EV graphite concession

The rule includes wiggle room for EV makers that have for months warned about the difficulty of obtaining graphite outside of China — an argument that miners and synthetic graphite producers have dismissed as inaccurate.

China currently processes all natural graphite globally and last year moved to restrict exports of both natural and synthetic graphite. The dark, metallic mineral — the largest ingredient in EV batteries — hasn’t been mined in the United States for decades. And while EV makers are looking to synthetic graphite, little production currently exists in the U.S.

Administration officials insist they’re taking the necessary steps to boost mineral production, including for graphite, through incentives and loan guarantees and noted that DOE propped up a new program focused solely on supporting supply chains.

National climate adviser Ali Zaidi on a call with reporters Thursday flagged 15 gigafactories slated to open in the U.S. as proof that EV production and adoption is accelerating under Biden’s leadership. The same can be seen for battery minerals and materials, he said, pointing to Talon’s union-backed facility in Duluth, Minnesota, and a project for lithium extraction in California’s Salton Sea.
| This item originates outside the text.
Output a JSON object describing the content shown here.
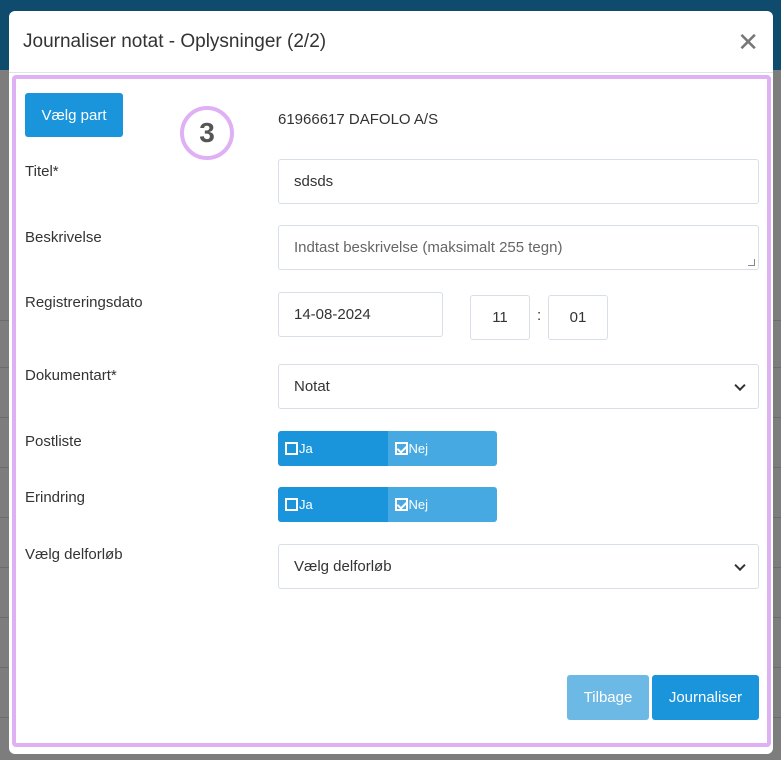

“I think there’s a well-justified optimism here, grounded in the president’s leadership and the track record of an unleashed manufacturing renaissance that we’re seeing as a result,” said Zaidi.

Jennifer Safavian, president and CEO of Autos Drive America, a trade group for foreign automakers that make vehicles in the United States, said it will take time for the production of graphite and other critical minerals needed to produce EVs to match the strict standards required by automakers.

“Until then, sourcing flexibility is paramount as automakers in the U.S. work to build up domestic supply chains and diversify their sourcing,” said Safavian.

In an attempt to thread that needle, the final rule designates both synthetic and natural graphite as “impracticable-to-trace” — meaning automakers through 2027 can continue to rely on graphite flowing out of China.

Administration officials in the final rule concluded it’s too difficult to trace the origins of synthetic graphite back to the petroleum coke, a waste byproduct, from which it’s made. The agencies noted that synthetic and natural graphite can be mixed before going into a battery anode, which also makes that material difficult to trace and track. Administration officials say there’s a clear end-date to this exemption and they expect investments in the graphite sector currently in the works to meet demand by 2027.

But Abigail Hunter, executive director of SAFE’s Center for Critical Minerals Strategy, said that while the administration has moved to bolster graphite production, the timelines on commercialization of these projects lag behind the urgency of near-term EV deployment goals.

Hunter reiterated that the auto industry needs a “clear exit strategy” to ensure the U.S. and its allies aren’t reliant on adversaries and voiced support forbipartisan legislation, H.R. 8187, which aims to track critical minerals as they move through the world’s supply chains.

Ben Steinberg, a spokesperson for the Battery Materials & Technology Coalition, a trade group for members of the supply chain that includes graphite producers, said that allowing Chinese graphite companies to gain access to the tax credit over the next two years is antithetical to the IRA and puts standing up the North American supply chain at risk.

But Steinberg also noted that the rule includes a requirement for manufacturers relying on the grace period to show how they’ll comply by 2027 in securing IRA-compliant graphite. According to the rule, that’s expected to include “robust documentation” around efforts companies are making to secure new supplies from domestic or compliant suppliers and ultimately ink offtake agreements.

An alliance made up of graphite producers in the U.S. and Canada called on the administration to “stringently impose” its requirement for automakers to source IRA-compliant graphite by 2027.

“Only then will the producers be able to obtain the financing necessary to begin scaling production to fulfill demand by 2027,” said Erik Olson, a spokesperson for the North American Graphite Alliance.